Exercise data =
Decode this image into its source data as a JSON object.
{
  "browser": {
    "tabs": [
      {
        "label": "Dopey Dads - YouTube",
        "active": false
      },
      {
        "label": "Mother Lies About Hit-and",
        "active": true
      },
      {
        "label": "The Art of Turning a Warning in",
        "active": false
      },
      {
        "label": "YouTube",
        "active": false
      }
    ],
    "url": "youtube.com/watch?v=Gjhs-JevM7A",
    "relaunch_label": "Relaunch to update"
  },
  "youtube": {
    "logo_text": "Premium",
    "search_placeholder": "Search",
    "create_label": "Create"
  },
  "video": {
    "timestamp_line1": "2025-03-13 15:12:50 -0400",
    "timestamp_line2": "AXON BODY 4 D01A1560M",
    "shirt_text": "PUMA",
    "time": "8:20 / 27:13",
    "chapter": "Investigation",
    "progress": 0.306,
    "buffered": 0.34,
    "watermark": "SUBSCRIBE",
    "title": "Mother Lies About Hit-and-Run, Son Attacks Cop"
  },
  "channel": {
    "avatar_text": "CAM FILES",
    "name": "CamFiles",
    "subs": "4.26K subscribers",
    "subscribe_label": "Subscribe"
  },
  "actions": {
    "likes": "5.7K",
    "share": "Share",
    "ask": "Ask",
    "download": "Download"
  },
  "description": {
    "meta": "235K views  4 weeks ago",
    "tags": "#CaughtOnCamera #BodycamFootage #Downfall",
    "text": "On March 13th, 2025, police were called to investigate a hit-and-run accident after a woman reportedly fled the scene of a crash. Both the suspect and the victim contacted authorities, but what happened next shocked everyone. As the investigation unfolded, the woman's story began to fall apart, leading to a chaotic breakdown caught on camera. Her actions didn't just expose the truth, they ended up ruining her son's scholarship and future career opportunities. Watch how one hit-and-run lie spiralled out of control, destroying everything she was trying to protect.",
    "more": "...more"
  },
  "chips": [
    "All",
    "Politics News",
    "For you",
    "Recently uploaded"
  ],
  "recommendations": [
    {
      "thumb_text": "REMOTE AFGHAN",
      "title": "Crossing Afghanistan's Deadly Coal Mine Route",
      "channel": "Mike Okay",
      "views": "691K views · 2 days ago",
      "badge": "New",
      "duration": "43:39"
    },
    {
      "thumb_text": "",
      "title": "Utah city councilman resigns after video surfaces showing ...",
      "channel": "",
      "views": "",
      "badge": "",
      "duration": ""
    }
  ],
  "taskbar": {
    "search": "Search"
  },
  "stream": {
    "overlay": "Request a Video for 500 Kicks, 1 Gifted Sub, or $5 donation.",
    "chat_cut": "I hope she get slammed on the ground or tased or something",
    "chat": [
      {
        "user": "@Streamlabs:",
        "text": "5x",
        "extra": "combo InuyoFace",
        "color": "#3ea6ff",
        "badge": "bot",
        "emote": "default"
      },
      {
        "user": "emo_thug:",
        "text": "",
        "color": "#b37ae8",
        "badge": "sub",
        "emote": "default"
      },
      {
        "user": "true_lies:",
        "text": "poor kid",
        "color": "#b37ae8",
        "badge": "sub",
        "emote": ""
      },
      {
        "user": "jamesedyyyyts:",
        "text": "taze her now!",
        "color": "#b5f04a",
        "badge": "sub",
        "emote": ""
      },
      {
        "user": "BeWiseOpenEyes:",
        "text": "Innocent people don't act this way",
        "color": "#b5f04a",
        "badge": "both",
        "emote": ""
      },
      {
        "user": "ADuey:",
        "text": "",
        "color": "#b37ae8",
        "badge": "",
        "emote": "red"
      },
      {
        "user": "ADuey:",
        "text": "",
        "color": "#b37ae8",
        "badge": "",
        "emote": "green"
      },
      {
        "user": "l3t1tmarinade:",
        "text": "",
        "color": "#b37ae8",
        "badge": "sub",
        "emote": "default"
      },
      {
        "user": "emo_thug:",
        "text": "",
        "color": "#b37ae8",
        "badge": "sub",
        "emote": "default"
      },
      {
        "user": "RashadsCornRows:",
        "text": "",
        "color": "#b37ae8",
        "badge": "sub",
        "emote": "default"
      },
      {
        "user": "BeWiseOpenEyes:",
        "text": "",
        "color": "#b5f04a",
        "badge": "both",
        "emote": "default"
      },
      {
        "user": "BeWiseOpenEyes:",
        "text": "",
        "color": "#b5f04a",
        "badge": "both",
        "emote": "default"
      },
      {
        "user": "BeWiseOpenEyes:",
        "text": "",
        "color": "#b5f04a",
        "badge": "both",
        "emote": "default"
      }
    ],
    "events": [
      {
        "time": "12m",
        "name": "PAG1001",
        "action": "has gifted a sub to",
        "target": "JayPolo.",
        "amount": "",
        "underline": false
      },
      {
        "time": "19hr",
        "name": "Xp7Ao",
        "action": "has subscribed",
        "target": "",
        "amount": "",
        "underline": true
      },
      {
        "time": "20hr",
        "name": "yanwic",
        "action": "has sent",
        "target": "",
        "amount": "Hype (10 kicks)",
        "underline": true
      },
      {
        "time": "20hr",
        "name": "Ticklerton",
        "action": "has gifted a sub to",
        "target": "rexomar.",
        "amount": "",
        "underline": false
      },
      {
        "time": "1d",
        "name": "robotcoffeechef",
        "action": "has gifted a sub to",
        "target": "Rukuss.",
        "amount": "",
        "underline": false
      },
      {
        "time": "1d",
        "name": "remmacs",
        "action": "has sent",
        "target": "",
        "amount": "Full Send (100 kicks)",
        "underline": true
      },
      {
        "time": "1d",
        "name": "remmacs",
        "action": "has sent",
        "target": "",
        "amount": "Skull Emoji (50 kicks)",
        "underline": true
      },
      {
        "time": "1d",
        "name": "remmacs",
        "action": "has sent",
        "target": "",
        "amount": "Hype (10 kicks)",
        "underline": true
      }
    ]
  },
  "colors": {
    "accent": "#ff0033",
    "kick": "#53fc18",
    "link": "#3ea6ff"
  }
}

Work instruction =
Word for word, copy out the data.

Exercise response =
Decode this image into its source data as a JSON object.
{
  "browser": {
    "tabs": [
      {
        "label": "Dopey Dads - YouTube",
        "active": false
      },
      {
        "label": "Mother Lies About Hit-and",
        "active": true
      },
      {
        "label": "The Art of Turning a Warning in",
        "active": false
      },
      {
        "label": "YouTube",
        "active": false
      }
    ],
    "url": "youtube.com/watch?v=Gjhs-JevM7A",
    "relaunch_label": "Relaunch to update"
  },
  "youtube": {
    "logo_text": "Premium",
    "search_placeholder": "Search",
    "create_label": "Create"
  },
  "video": {
    "timestamp_line1": "2025-03-13 15:12:50 -0400",
    "timestamp_line2": "AXON BODY 4 D01A1560M",
    "shirt_text": "PUMA",
    "time": "8:20 / 27:13",
    "chapter": "Investigation",
    "progress": 0.306,
    "buffered": 0.34,
    "watermark": "SUBSCRIBE",
    "title": "Mother Lies About Hit-and-Run, Son Attacks Cop"
  },
  "channel": {
    "avatar_text": "CAM FILES",
    "name": "CamFiles",
    "subs": "4.26K subscribers",
    "subscribe_label": "Subscribe"
  },
  "actions": {
    "likes": "5.7K",
    "share": "Share",
    "ask": "Ask",
    "download": "Download"
  },
  "description": {
    "meta": "235K views  4 weeks ago",
    "tags": "#CaughtOnCamera #BodycamFootage #Downfall",
    "text": "On March 13th, 2025, police were called to investigate a hit-and-run accident after a woman reportedly fled the scene of a crash. Both the suspect and the victim contacted authorities, but what happened next shocked everyone. As the investigation unfolded, the woman's story began to fall apart, leading to a chaotic breakdown caught on camera. Her actions didn't just expose the truth, they ended up ruining her son's scholarship and future career opportunities. Watch how one hit-and-run lie spiralled out of control, destroying everything she was trying to protect.",
    "more": "...more"
  },
  "chips": [
    "All",
    "Politics News",
    "For you",
    "Recently uploaded"
  ],
  "recommendations": [
    {
      "thumb_text": "REMOTE AFGHAN",
      "title": "Crossing Afghanistan's Deadly Coal Mine Route",
      "channel": "Mike Okay",
      "views": "691K views · 2 days ago",
      "badge": "New",
      "duration": "43:39"
    },
    {
      "thumb_text": "",
      "title": "Utah city councilman resigns after video surfaces showing ...",
      "channel": "",
      "views": "",
      "badge": "",
      "duration": ""
    }
  ],
  "taskbar": {
    "search": "Search"
  },
  "stream": {
    "overlay": "Request a Video for 500 Kicks, 1 Gifted Sub, or $5 donation.",
    "chat_cut": "I hope she get slammed on the ground or tased or something",
    "chat": [
      {
        "user": "@Streamlabs:",
        "text": "5x",
        "extra": "combo InuyoFace",
        "color": "#3ea6ff",
        "badge": "bot",
        "emote": "default"
      },
      {
        "user": "emo_thug:",
        "text": "",
        "color": "#b37ae8",
        "badge": "sub",
        "emote": "default"
      },
      {
        "user": "true_lies:",
        "text": "poor kid",
        "color": "#b37ae8",
        "badge": "sub",
        "emote": ""
      },
      {
        "user": "jamesedyyyyts:",
        "text": "taze her now!",
        "color": "#b5f04a",
        "badge": "sub",
        "emote": ""
      },
      {
        "user": "BeWiseOpenEyes:",
        "text": "Innocent people don't act this way",
        "color": "#b5f04a",
        "badge": "both",
        "emote": ""
      },
      {
        "user": "ADuey:",
        "text": "",
        "color": "#b37ae8",
        "badge": "",
        "emote": "red"
      },
      {
        "user": "ADuey:",
        "text": "",
        "color": "#b37ae8",
        "badge": "",
        "emote": "green"
      },
      {
        "user": "l3t1tmarinade:",
        "text": "",
        "color": "#b37ae8",
        "badge": "sub",
        "emote": "default"
      },
      {
        "user": "emo_thug:",
        "text": "",
        "color": "#b37ae8",
        "badge": "sub",
        "emote": "default"
      },
      {
        "user": "RashadsCornRows:",
        "text": "",
        "color": "#b37ae8",
        "badge": "sub",
        "emote": "default"
      },
      {
        "user": "BeWiseOpenEyes:",
        "text": "",
        "color": "#b5f04a",
        "badge": "both",
        "emote": "default"
      },
      {
        "user": "BeWiseOpenEyes:",
        "text": "",
        "color": "#b5f04a",
        "badge": "both",
        "emote": "default"
      },
      {
        "user": "BeWiseOpenEyes:",
        "text": "",
        "color": "#b5f04a",
        "badge": "both",
        "emote": "default"
      }
    ],
    "events": [
      {
        "time": "12m",
        "name": "PAG1001",
        "action": "has gifted a sub to",
        "target": "JayPolo.",
        "amount": "",
        "underline": false
      },
      {
        "time": "19hr",
        "name": "Xp7Ao",
        "action": "has subscribed",
        "target": "",
        "amount": "",
        "underline": true
      },
      {
        "time": "20hr",
        "name": "yanwic",
        "action": "has sent",
        "target": "",
        "amount": "Hype (10 kicks)",
        "underline": true
      },
      {
        "time": "20hr",
        "name": "Ticklerton",
        "action": "has gifted a sub to",
        "target": "rexomar.",
        "amount": "",
        "underline": false
      },
      {
        "time": "1d",
        "name": "robotcoffeechef",
        "action": "has gifted a sub to",
        "target": "Rukuss.",
        "amount": "",
        "underline": false
      },
      {
        "time": "1d",
        "name": "remmacs",
        "action": "has sent",
        "target": "",
        "amount": "Full Send (100 kicks)",
        "underline": true
      },
      {
        "time": "1d",
        "name": "remmacs",
        "action": "has sent",
        "target": "",
        "amount": "Skull Emoji (50 kicks)",
        "underline": true
      },
      {
        "time": "1d",
        "name": "remmacs",
        "action": "has sent",
        "target": "",
        "amount": "Hype (10 kicks)",
        "underline": true
      }
    ]
  },
  "colors": {
    "accent": "#ff0033",
    "kick": "#53fc18",
    "link": "#3ea6ff"
  }
}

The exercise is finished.